Ronald Reagan was campaigning for his second term as President of the United States when Broadway’s Mayor, Donald Andrews, began serving with the Lee Ambulance Service as a responder. Now, six presidents and 38 years later, Andrews was honored for his service after 16 years of chairing the Lee County Fire Advisory Board.
The Lee County Board of Commissioners paid tribute to him at their September 12 meeting at the Dennis A. Wicker Civic Center. A framed copy of the resolution outlining his many contributions to emergency services to Lee County was adopted and presented to Andrews as part of the agenda of business that evening.
The commissioners periodically recognize the contributions made by outstanding people and groups that contribute to the success of this community. But few among the members in that distinguished club are as humble about their own success as Andrews. You’ll find him in the row when group photos are made to celebrate a particular success, always pushing others to the front.
County Commission Chairman Kirk Smith read the resolution aloud as other members of the Fire Advisory Board and the Cape Fear Rural Fire Department, where Andrews presently serves as captain and treasurer, looked on.
Since 2006, the Broadway mayor has also served as chairman of the Advisory Board, whose chief duty is to make recommendations to the commissioners on fire protection and emergency services delivery to the county.
Andrews began his service to the community as a volunteer with the Lee Ambulance Service from 1984 to 1988, when the concept of trained emergency medical response was only beginning to emerge.
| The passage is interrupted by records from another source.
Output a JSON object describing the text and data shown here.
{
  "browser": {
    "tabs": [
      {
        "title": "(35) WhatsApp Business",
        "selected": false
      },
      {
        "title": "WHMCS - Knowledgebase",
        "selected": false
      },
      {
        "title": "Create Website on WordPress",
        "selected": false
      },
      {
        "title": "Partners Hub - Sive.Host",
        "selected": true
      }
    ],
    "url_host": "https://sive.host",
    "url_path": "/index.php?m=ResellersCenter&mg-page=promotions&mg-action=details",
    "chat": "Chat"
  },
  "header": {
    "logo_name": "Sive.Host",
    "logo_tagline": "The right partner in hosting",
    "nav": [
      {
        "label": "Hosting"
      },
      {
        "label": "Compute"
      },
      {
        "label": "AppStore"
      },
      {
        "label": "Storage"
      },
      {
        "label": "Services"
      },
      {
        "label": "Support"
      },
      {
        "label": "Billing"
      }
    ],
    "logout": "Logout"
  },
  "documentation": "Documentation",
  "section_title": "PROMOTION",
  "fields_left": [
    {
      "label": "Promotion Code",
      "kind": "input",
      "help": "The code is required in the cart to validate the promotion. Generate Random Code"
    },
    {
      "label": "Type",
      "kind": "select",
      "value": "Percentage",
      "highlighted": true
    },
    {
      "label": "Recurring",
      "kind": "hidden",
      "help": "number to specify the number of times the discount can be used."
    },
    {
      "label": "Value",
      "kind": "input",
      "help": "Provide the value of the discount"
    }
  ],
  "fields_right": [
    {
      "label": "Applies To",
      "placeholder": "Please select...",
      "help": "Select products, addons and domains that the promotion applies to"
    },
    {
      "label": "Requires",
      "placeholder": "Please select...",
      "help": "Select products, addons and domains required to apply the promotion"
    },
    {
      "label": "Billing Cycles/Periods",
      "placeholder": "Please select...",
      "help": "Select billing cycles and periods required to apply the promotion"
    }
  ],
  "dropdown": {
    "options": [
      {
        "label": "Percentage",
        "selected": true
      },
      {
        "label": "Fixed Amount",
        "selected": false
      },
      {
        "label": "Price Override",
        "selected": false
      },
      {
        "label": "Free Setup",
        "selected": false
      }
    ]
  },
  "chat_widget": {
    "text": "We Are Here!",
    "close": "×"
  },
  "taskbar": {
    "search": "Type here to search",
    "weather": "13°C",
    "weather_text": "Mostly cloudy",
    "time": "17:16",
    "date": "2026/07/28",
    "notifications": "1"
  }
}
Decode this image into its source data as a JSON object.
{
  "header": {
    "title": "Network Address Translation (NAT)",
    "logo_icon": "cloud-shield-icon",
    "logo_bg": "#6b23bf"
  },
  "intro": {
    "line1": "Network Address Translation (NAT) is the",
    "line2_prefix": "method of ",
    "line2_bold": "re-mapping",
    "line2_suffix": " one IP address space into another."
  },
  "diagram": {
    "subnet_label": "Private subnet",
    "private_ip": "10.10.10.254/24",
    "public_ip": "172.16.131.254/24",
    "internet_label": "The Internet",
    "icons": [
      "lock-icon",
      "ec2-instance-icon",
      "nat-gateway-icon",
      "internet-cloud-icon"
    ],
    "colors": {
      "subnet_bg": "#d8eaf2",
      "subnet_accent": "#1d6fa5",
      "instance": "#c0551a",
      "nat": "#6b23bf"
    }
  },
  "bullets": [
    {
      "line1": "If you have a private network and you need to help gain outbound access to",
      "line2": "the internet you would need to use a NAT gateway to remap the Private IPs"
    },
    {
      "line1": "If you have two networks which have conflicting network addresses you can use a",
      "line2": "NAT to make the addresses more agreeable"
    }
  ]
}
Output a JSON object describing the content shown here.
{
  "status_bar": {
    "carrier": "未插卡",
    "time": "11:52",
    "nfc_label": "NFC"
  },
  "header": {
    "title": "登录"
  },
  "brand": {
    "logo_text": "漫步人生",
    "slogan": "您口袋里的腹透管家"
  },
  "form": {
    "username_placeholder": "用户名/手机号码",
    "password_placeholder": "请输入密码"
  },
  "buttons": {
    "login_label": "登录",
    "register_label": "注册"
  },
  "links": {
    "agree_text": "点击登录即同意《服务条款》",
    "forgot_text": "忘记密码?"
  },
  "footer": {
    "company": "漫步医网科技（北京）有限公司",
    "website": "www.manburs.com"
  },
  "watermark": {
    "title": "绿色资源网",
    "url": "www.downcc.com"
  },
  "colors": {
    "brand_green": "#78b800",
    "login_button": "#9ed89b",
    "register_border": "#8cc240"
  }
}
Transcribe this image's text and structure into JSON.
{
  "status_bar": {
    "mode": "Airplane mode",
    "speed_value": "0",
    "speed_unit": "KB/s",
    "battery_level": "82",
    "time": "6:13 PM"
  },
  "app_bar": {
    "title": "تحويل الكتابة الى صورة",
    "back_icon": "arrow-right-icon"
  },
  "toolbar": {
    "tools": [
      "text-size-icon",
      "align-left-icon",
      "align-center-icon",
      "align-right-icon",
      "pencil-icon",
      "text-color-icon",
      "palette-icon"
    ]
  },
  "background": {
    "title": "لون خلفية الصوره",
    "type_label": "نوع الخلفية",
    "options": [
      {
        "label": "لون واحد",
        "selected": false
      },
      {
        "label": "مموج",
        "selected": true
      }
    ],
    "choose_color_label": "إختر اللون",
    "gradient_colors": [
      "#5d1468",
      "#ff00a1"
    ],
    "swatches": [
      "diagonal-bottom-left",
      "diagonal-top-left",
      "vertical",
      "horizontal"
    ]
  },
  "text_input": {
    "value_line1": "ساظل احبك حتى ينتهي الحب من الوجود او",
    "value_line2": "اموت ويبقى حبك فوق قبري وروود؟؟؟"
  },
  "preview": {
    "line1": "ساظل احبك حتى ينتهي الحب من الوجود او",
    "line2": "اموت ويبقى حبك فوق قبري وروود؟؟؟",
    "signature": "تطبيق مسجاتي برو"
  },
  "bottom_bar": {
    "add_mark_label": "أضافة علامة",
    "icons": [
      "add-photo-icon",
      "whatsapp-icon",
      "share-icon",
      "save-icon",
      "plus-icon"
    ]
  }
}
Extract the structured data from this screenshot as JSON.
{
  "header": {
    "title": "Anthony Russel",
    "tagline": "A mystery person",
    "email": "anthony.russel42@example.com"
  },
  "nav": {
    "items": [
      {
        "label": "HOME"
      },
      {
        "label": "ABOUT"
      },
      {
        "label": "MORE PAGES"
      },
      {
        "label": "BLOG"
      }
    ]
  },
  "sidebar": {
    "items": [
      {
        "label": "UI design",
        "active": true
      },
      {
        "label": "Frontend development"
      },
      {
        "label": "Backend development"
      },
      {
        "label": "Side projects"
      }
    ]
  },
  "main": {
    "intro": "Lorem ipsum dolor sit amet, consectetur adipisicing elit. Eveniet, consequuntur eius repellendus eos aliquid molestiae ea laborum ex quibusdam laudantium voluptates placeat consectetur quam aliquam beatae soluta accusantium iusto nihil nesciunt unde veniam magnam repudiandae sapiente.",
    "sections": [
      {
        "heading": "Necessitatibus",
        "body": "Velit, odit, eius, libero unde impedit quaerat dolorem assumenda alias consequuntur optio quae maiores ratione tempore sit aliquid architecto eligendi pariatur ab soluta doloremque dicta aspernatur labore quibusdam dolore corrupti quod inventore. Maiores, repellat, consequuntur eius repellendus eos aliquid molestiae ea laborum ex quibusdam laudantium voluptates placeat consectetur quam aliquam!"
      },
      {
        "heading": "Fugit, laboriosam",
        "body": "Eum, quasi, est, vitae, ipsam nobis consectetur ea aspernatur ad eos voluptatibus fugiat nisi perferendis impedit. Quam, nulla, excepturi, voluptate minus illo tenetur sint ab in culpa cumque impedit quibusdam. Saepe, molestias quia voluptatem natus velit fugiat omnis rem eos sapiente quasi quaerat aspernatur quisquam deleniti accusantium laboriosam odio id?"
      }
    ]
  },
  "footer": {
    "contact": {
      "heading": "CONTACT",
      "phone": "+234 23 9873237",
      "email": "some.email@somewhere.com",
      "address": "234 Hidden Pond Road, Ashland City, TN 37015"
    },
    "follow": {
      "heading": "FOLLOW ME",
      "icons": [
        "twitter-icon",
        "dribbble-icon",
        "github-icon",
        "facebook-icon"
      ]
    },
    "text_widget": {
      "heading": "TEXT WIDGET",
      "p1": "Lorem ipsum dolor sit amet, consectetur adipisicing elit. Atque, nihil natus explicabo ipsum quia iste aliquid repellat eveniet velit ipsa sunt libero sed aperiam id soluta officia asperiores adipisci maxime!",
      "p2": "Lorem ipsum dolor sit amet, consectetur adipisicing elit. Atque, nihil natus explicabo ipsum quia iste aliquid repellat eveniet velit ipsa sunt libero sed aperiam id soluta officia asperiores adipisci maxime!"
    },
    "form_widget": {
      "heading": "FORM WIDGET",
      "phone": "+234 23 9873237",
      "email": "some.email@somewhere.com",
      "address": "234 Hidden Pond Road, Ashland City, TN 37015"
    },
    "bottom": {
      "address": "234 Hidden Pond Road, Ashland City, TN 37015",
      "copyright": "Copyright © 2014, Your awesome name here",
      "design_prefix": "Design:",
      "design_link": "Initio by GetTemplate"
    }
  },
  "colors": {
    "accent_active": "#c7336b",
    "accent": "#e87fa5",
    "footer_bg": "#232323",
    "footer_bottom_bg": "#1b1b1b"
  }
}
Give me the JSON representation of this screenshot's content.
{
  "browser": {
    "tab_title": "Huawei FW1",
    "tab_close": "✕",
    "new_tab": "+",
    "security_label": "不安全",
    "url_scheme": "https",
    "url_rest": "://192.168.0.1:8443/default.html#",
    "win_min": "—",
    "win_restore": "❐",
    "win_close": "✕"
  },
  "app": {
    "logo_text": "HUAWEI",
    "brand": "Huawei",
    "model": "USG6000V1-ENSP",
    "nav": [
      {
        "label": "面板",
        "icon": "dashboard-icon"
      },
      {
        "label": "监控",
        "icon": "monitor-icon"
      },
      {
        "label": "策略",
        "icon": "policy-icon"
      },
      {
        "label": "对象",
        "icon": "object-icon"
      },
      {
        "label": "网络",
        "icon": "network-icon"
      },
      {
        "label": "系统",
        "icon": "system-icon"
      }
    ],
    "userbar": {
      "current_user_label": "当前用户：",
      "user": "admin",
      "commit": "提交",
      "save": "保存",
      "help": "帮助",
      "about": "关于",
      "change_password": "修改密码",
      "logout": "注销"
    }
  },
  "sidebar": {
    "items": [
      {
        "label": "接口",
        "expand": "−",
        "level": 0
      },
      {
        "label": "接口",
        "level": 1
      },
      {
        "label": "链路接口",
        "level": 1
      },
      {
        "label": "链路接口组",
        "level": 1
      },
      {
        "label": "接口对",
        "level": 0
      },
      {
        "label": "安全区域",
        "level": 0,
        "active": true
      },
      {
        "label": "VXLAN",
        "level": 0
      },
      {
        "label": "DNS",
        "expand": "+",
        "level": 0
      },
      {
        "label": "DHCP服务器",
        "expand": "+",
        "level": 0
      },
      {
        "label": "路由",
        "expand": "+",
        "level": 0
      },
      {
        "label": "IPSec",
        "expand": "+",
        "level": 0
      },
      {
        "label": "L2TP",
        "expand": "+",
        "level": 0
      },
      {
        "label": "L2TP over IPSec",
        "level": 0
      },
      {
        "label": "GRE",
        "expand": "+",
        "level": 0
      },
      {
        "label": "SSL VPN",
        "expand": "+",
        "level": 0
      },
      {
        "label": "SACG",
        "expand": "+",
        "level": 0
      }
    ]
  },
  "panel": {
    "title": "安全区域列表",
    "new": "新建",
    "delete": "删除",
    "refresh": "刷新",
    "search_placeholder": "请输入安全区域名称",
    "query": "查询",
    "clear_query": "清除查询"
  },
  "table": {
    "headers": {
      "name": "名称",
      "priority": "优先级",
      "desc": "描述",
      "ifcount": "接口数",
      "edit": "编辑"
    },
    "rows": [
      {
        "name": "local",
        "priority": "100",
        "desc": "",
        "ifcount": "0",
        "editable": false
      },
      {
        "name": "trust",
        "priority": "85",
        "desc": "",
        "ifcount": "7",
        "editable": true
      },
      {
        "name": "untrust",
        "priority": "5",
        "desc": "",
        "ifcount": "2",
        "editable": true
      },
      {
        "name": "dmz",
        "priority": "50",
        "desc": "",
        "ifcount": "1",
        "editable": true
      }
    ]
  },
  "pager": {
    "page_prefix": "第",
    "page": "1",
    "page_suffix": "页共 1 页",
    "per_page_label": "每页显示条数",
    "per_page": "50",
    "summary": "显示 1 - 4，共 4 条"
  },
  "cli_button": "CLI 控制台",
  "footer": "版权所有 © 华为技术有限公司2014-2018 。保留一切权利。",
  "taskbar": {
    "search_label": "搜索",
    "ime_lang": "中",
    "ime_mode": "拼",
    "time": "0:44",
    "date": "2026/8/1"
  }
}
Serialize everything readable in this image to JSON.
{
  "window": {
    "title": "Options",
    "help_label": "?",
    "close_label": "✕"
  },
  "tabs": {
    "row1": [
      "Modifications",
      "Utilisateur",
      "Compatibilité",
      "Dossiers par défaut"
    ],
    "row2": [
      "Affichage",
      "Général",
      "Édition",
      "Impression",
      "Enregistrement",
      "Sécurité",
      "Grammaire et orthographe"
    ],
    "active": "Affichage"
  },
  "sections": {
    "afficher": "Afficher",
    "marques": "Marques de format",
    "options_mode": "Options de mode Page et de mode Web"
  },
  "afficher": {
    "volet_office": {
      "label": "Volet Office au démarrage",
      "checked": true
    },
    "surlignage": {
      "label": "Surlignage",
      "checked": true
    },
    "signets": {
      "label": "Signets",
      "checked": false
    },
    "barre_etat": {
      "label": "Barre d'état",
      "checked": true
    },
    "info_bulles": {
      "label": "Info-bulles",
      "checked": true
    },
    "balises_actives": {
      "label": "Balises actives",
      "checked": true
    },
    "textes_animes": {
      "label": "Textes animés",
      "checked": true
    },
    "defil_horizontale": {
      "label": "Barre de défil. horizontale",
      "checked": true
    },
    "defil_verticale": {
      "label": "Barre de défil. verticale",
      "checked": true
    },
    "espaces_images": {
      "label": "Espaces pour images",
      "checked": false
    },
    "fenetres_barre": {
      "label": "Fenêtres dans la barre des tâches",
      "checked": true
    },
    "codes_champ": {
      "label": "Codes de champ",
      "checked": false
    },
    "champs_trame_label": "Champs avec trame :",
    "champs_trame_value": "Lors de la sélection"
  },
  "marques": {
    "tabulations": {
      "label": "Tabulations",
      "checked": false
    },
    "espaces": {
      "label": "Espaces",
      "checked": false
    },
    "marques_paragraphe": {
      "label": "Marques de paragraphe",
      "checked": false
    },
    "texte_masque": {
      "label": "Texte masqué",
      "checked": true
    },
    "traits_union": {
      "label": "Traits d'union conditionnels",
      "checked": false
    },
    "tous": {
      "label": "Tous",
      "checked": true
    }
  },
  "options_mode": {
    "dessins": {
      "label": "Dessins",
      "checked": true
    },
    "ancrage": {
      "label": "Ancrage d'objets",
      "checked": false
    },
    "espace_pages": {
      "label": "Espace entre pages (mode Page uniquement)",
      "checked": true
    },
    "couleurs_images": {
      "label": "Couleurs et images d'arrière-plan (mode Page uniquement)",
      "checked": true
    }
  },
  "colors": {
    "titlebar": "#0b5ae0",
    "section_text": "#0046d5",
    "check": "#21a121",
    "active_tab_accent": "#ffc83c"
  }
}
He joined the Whiteville Rescue Unit in 1990 and stayed until 1996. He then became a part of Boone Trail Emergency services in 1996 before teaming up with the Cape Fear RFD in Broadway in 2003, where he remains as captain and treasurer.
Mayor Andrews earned his bachelor’s degree in business from UNC Pembroke in 1997 and was first elected as mayor of Broadway in November of 2007. He said the successes enjoyed by the Fire Advisory Board and, in a broader sense, the larger emergency response community, were the result of the commitment to excellence that each of them still remains dedicated to.
“It was an honor to be recognized by the Lee County Board of Commissioners and the Lee County Fire Advisory Board,” he told The Rant. “As I stated at the presentation, I really appreciated the confidence the Lee County Board of Commissioners placed in me that allowed me to serve the citizens of Lee County.”
Andrews said the recognition of his work was made possible only because he could stand on the shoulders of others who have also contributed to the work, including the staffs at the county Finance Office and Fire Marshal’s Office. It was that level of support that led him to be reappointed to the board four more times after his initial term began in 2006.
But his greatest joys came when he was surrounded by the men and women who provide fire protection and emergency services response in this County of 63,000 people.
“I am so grateful for the chance to meet the volunteers in the Lee County fire service,” he said. “Their dedication and willingness to give of their time to serve the communities they live in is what makes Lee County a great place.”